[[ Input material, beginning ]]
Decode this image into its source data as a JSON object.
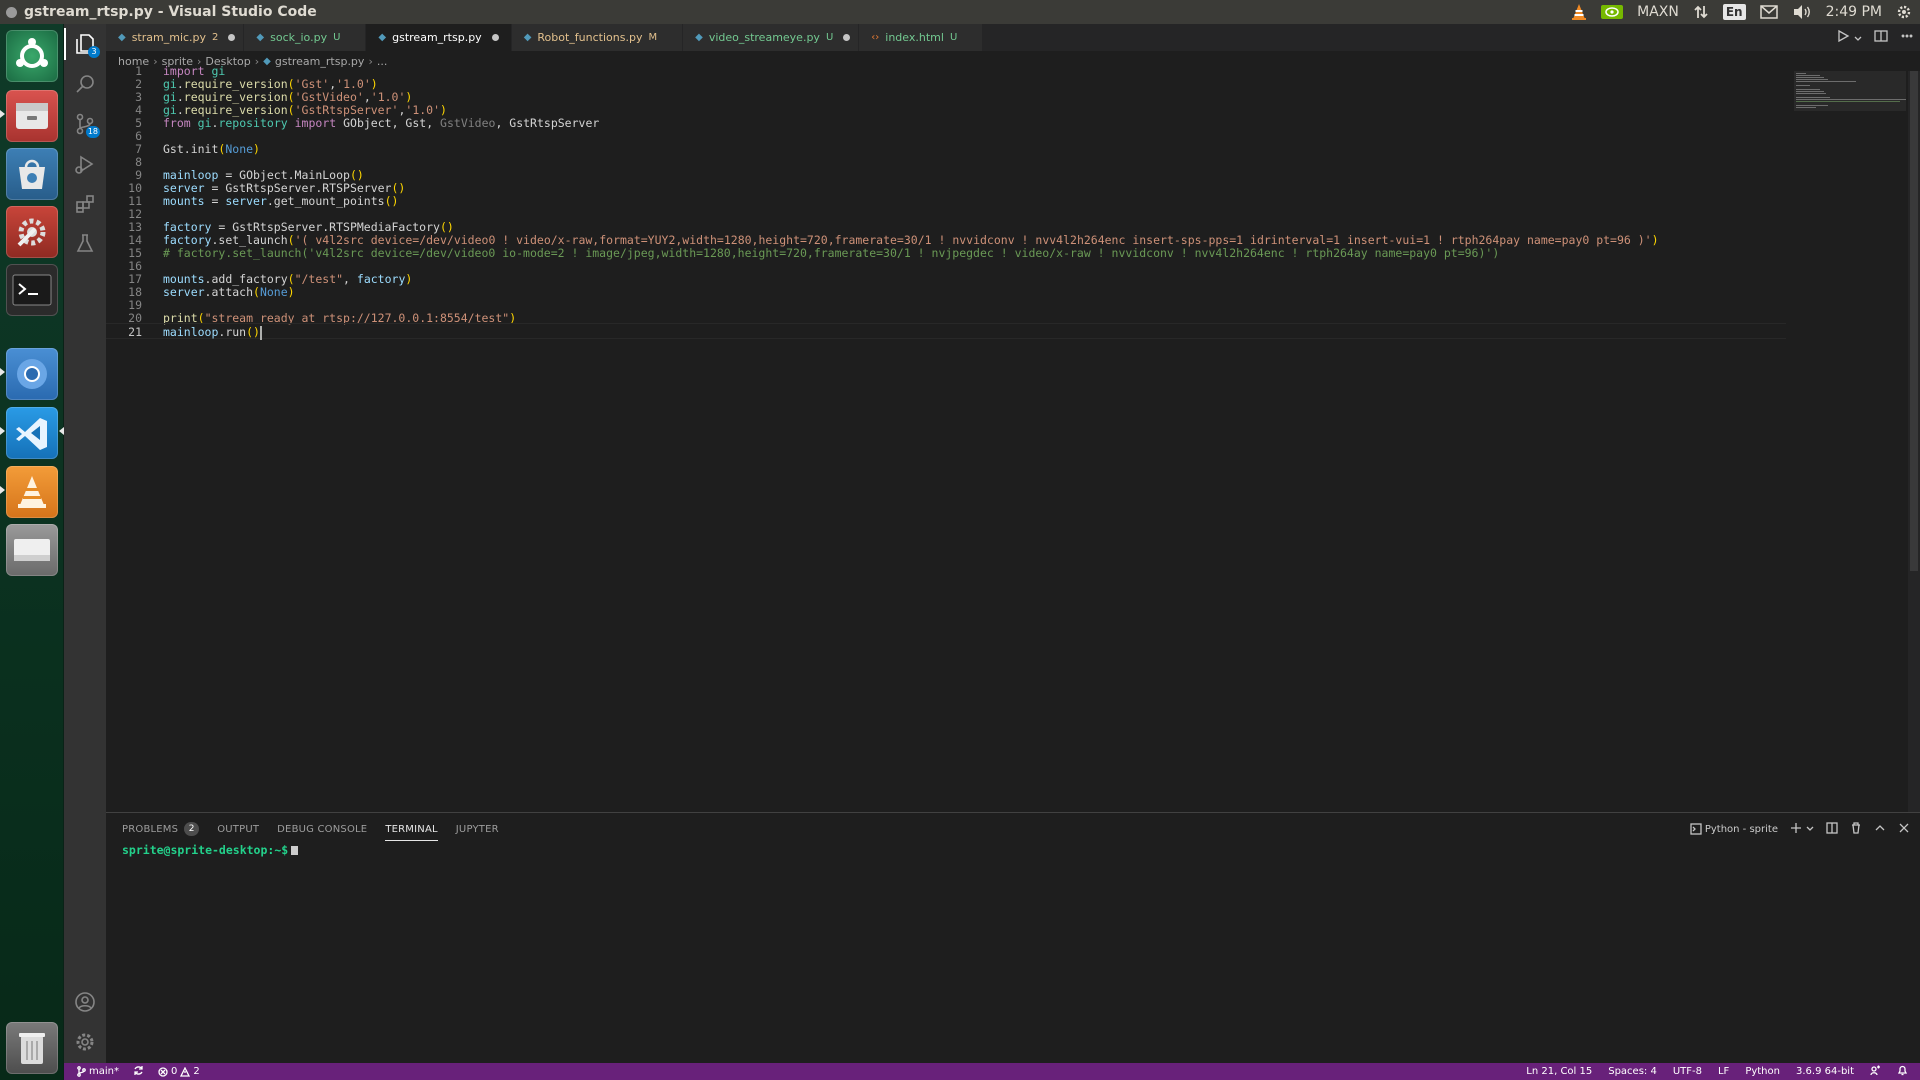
{
  "window": {
    "title": "gstream_rtsp.py - Visual Studio Code"
  },
  "topbar": {
    "power_mode": "MAXN",
    "language": "En",
    "time": "2:49 PM"
  },
  "launcher": {
    "apps": [
      "ubuntu-dash",
      "file-manager",
      "software-center",
      "system-settings",
      "terminal",
      "chromium",
      "vscode",
      "vlc",
      "drive"
    ],
    "trash": "trash"
  },
  "activity": {
    "explorer_badge": "3",
    "scm_badge": "18"
  },
  "tabs": [
    {
      "name": "stram_mic.py",
      "status": "2",
      "dirty": true,
      "active": false
    },
    {
      "name": "sock_io.py",
      "status": "U",
      "dirty": false,
      "active": false
    },
    {
      "name": "gstream_rtsp.py",
      "status": "",
      "dirty": true,
      "active": true
    },
    {
      "name": "Robot_functions.py",
      "status": "M",
      "dirty": false,
      "active": false
    },
    {
      "name": "video_streameye.py",
      "status": "U",
      "dirty": true,
      "active": false
    },
    {
      "name": "index.html",
      "status": "U",
      "dirty": false,
      "active": false
    }
  ],
  "breadcrumb": [
    "home",
    "sprite",
    "Desktop",
    "gstream_rtsp.py",
    "..."
  ],
  "code": {
    "current_line": 21,
    "l5_import": "GObject, Gst, ",
    "l5_unused": "GstVideo",
    "l5_last": ", GstRtspServer",
    "l14_arg": "'( v4l2src device=/dev/video0 ! video/x-raw,format=YUY2,width=1280,height=720,framerate=30/1 ! nvvidconv ! nvv4l2h264enc insert-sps-pps=1 idrinterval=1 insert-vui=1 ! rtph264pay name=pay0 pt=96 )'",
    "l15_comment": "# factory.set_launch('v4l2src device=/dev/video0 io-mode=2 ! image/jpeg,width=1280,height=720,framerate=30/1 ! nvjpegdec ! video/x-raw ! nvvidconv ! nvv4l2h264enc ! rtph264ay name=pay0 pt=96)')",
    "l20_string": "\"stream ready at rtsp://127.0.0.1:8554/test\""
  },
  "panel": {
    "tabs": [
      {
        "label": "PROBLEMS",
        "badge": "2",
        "active": false
      },
      {
        "label": "OUTPUT",
        "badge": "",
        "active": false
      },
      {
        "label": "DEBUG CONSOLE",
        "badge": "",
        "active": false
      },
      {
        "label": "TERMINAL",
        "badge": "",
        "active": true
      },
      {
        "label": "JUPYTER",
        "badge": "",
        "active": false
      }
    ],
    "terminal_name": "Python - sprite",
    "terminal_prompt": "sprite@sprite-desktop:~$"
  },
  "statusbar": {
    "branch": "main*",
    "errors": "0",
    "warnings": "2",
    "position": "Ln 21, Col 15",
    "spaces": "Spaces: 4",
    "encoding": "UTF-8",
    "eol": "LF",
    "language": "Python",
    "interpreter": "3.6.9 64-bit"
  },
  "colors": {
    "statusbar": "#68217a",
    "accent": "#007acc",
    "launcher": "#0f3a28"
  }
}
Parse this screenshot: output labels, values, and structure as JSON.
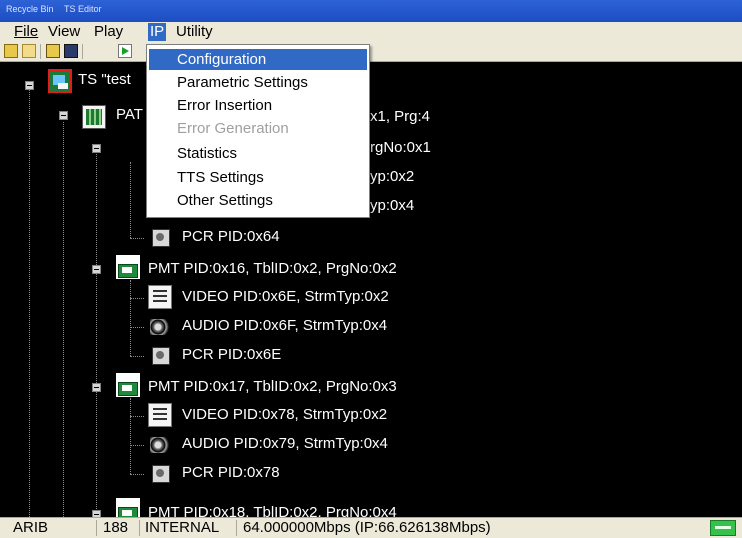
{
  "titlebar": {
    "left_text": "Recycle Bin",
    "right_text": "TS Editor"
  },
  "menubar": {
    "file": "File",
    "view": "View",
    "play": "Play",
    "ip": "IP",
    "utility": "Utility"
  },
  "ip_menu": {
    "items": [
      {
        "label": "Configuration",
        "state": "highlighted"
      },
      {
        "label": "Parametric Settings",
        "state": "enabled"
      },
      {
        "label": "Error Insertion",
        "state": "enabled"
      },
      {
        "label": "Error Generation",
        "state": "disabled"
      },
      {
        "label": "Statistics",
        "state": "enabled"
      },
      {
        "label": "TTS Settings",
        "state": "enabled"
      },
      {
        "label": "Other Settings",
        "state": "enabled"
      }
    ]
  },
  "toolbar": {
    "icons": [
      "open-folder-icon",
      "folder-icon",
      "open-file-icon",
      "save-icon",
      "play-icon"
    ]
  },
  "tree": {
    "ts": {
      "label": "TS \"test"
    },
    "pat": {
      "label_left": "PAT",
      "label_right": "x1, Prg:4"
    },
    "pmt1": {
      "label_right": "rgNo:0x1",
      "video_right": "yp:0x2",
      "audio_right": "yp:0x4",
      "pcr": "PCR PID:0x64"
    },
    "pmt2": {
      "label": "PMT PID:0x16, TblID:0x2, PrgNo:0x2",
      "video": "VIDEO PID:0x6E, StrmTyp:0x2",
      "audio": "AUDIO PID:0x6F, StrmTyp:0x4",
      "pcr": "PCR PID:0x6E"
    },
    "pmt3": {
      "label": "PMT PID:0x17, TblID:0x2, PrgNo:0x3",
      "video": "VIDEO PID:0x78, StrmTyp:0x2",
      "audio": "AUDIO PID:0x79, StrmTyp:0x4",
      "pcr": "PCR PID:0x78"
    },
    "pmt4": {
      "label_partial": "PMT PID:0x18, TblID:0x2, PrgNo:0x4"
    }
  },
  "statusbar": {
    "standard": "ARIB",
    "packet_size": "188",
    "clock_source": "INTERNAL",
    "rate": "64.000000Mbps (IP:66.626138Mbps)"
  },
  "colors": {
    "highlight": "#316ac5",
    "tree_bg": "#000000",
    "led": "#34c24a"
  }
}
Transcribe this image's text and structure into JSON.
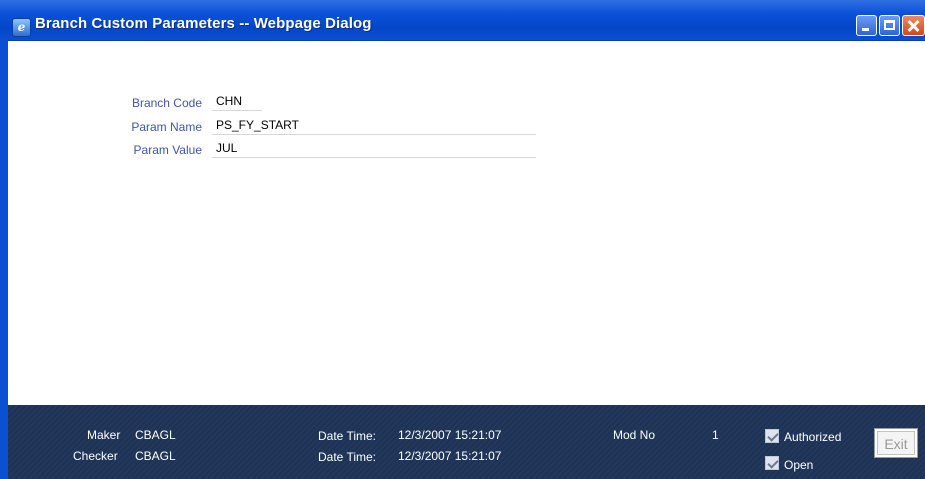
{
  "window": {
    "title": "Branch Custom Parameters -- Webpage Dialog",
    "app_icon": "ie-icon",
    "minimize_icon": "minimize-icon",
    "maximize_icon": "maximize-icon",
    "close_icon": "close-icon"
  },
  "form": {
    "branch_code": {
      "label": "Branch Code",
      "value": "CHN"
    },
    "param_name": {
      "label": "Param Name",
      "value": "PS_FY_START"
    },
    "param_value": {
      "label": "Param Value",
      "value": "JUL"
    }
  },
  "footer": {
    "maker_label": "Maker",
    "maker_value": "CBAGL",
    "checker_label": "Checker",
    "checker_value": "CBAGL",
    "maker_datetime_label": "Date Time:",
    "maker_datetime_value": "12/3/2007 15:21:07",
    "checker_datetime_label": "Date Time:",
    "checker_datetime_value": "12/3/2007 15:21:07",
    "mod_no_label": "Mod No",
    "mod_no_value": "1",
    "authorized_label": "Authorized",
    "authorized_checked": true,
    "open_label": "Open",
    "open_checked": true,
    "exit_label": "Exit"
  },
  "colors": {
    "titlebar": "#0a51d8",
    "footer": "#1e3253",
    "field_label": "#3d57a8"
  }
}
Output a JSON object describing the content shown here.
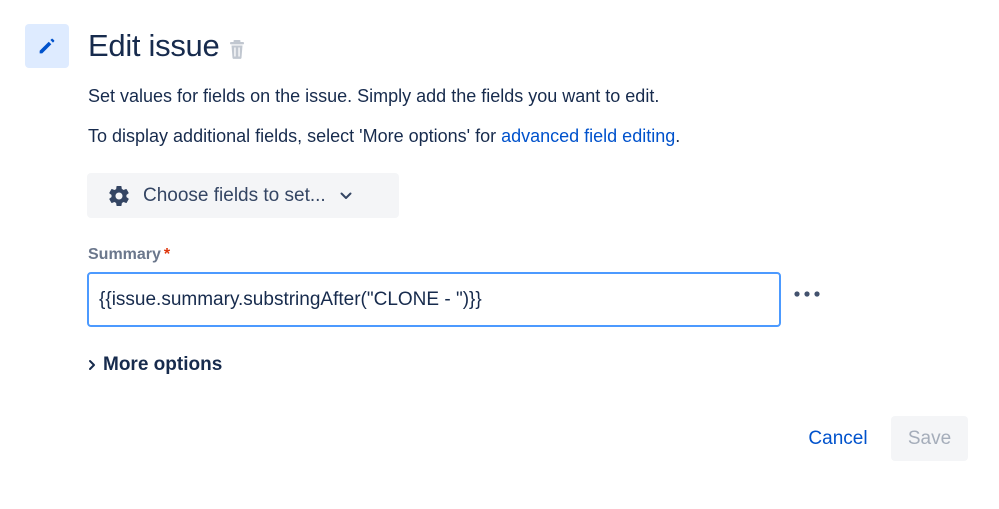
{
  "header": {
    "title": "Edit issue",
    "edit_icon": "pencil-icon",
    "delete_icon": "trash-icon"
  },
  "description": {
    "line1": "Set values for fields on the issue. Simply add the fields you want to edit.",
    "line2_prefix": "To display additional fields, select 'More options' for ",
    "line2_link": "advanced field editing",
    "line2_suffix": "."
  },
  "choose_fields": {
    "label": "Choose fields to set...",
    "icon": "gear-icon",
    "dropdown_icon": "chevron-down-icon"
  },
  "summary_field": {
    "label": "Summary",
    "required_marker": "*",
    "value": "{{issue.summary.substringAfter(\"CLONE - \")}}",
    "more_icon": "more-horizontal-icon"
  },
  "more_options": {
    "label": "More options",
    "icon": "chevron-right-icon"
  },
  "footer": {
    "cancel_label": "Cancel",
    "save_label": "Save"
  },
  "colors": {
    "link": "#0052cc",
    "icon_bg": "#deebff",
    "required": "#de350b",
    "focus_border": "#4c9aff",
    "disabled_text": "#a5adba"
  }
}
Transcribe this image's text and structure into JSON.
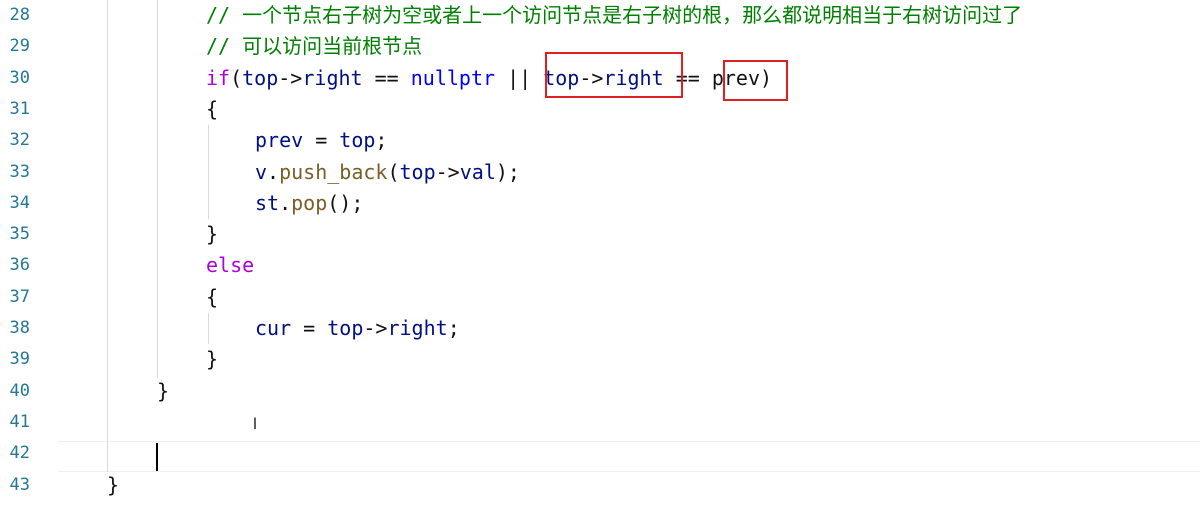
{
  "editor": {
    "lines": [
      {
        "num": "28",
        "tokens": [
          {
            "t": "// 一个节点右子树为空或者上一个访问节点是右子树的根，那么都说明相当于右树访问过了",
            "c": "comment"
          }
        ]
      },
      {
        "num": "29",
        "tokens": [
          {
            "t": "// 可以访问当前根节点",
            "c": "comment"
          }
        ]
      },
      {
        "num": "30",
        "tokens": [
          {
            "t": "if",
            "c": "keyword"
          },
          {
            "t": "(",
            "c": "punct"
          },
          {
            "t": "top",
            "c": "ident"
          },
          {
            "t": "->",
            "c": "op"
          },
          {
            "t": "right",
            "c": "ident"
          },
          {
            "t": " == ",
            "c": "op"
          },
          {
            "t": "nullptr",
            "c": "nullptr"
          },
          {
            "t": " || ",
            "c": "op"
          },
          {
            "t": "top",
            "c": "ident"
          },
          {
            "t": "->",
            "c": "op"
          },
          {
            "t": "right",
            "c": "ident"
          },
          {
            "t": " == ",
            "c": "op"
          },
          {
            "t": "prev",
            "c": "ident2"
          },
          {
            "t": ")",
            "c": "punct"
          }
        ]
      },
      {
        "num": "31",
        "tokens": [
          {
            "t": "{",
            "c": "punct"
          }
        ]
      },
      {
        "num": "32",
        "tokens": [
          {
            "t": "prev",
            "c": "ident"
          },
          {
            "t": " = ",
            "c": "op"
          },
          {
            "t": "top",
            "c": "ident"
          },
          {
            "t": ";",
            "c": "punct"
          }
        ]
      },
      {
        "num": "33",
        "tokens": [
          {
            "t": "v",
            "c": "ident"
          },
          {
            "t": ".",
            "c": "punct"
          },
          {
            "t": "push_back",
            "c": "func"
          },
          {
            "t": "(",
            "c": "punct"
          },
          {
            "t": "top",
            "c": "ident"
          },
          {
            "t": "->",
            "c": "op"
          },
          {
            "t": "val",
            "c": "ident"
          },
          {
            "t": ");",
            "c": "punct"
          }
        ]
      },
      {
        "num": "34",
        "tokens": [
          {
            "t": "st",
            "c": "ident"
          },
          {
            "t": ".",
            "c": "punct"
          },
          {
            "t": "pop",
            "c": "func"
          },
          {
            "t": "();",
            "c": "punct"
          }
        ]
      },
      {
        "num": "35",
        "tokens": [
          {
            "t": "}",
            "c": "punct"
          }
        ]
      },
      {
        "num": "36",
        "tokens": [
          {
            "t": "else",
            "c": "keyword"
          }
        ]
      },
      {
        "num": "37",
        "tokens": [
          {
            "t": "{",
            "c": "punct"
          }
        ]
      },
      {
        "num": "38",
        "tokens": [
          {
            "t": "cur",
            "c": "ident"
          },
          {
            "t": " = ",
            "c": "op"
          },
          {
            "t": "top",
            "c": "ident"
          },
          {
            "t": "->",
            "c": "op"
          },
          {
            "t": "right",
            "c": "ident"
          },
          {
            "t": ";",
            "c": "punct"
          }
        ]
      },
      {
        "num": "39",
        "tokens": [
          {
            "t": "}",
            "c": "punct"
          }
        ]
      },
      {
        "num": "40",
        "tokens": [
          {
            "t": "}",
            "c": "punct"
          }
        ]
      },
      {
        "num": "41",
        "tokens": []
      },
      {
        "num": "42",
        "tokens": []
      },
      {
        "num": "43",
        "tokens": [
          {
            "t": "}",
            "c": "punct"
          }
        ]
      }
    ]
  },
  "colors": {
    "comment": "#008000",
    "keyword": "#af00db",
    "identifier": "#001080",
    "function": "#795e26",
    "nullptr": "#0000ff",
    "line_number": "#237893",
    "highlight_box": "#e02020"
  },
  "icons": {
    "ibeam": "text-cursor-icon"
  }
}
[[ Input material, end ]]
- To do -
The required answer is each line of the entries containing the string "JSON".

- Exercise answer -
Decode this image into its source data as a JSON object.
Parse this screenshot: output labels, values, and structure as JSON.
Transcribe this image's text and structure into JSON.
Output a JSON object describing the content shown here.
Transcribe this image's text and structure into JSON.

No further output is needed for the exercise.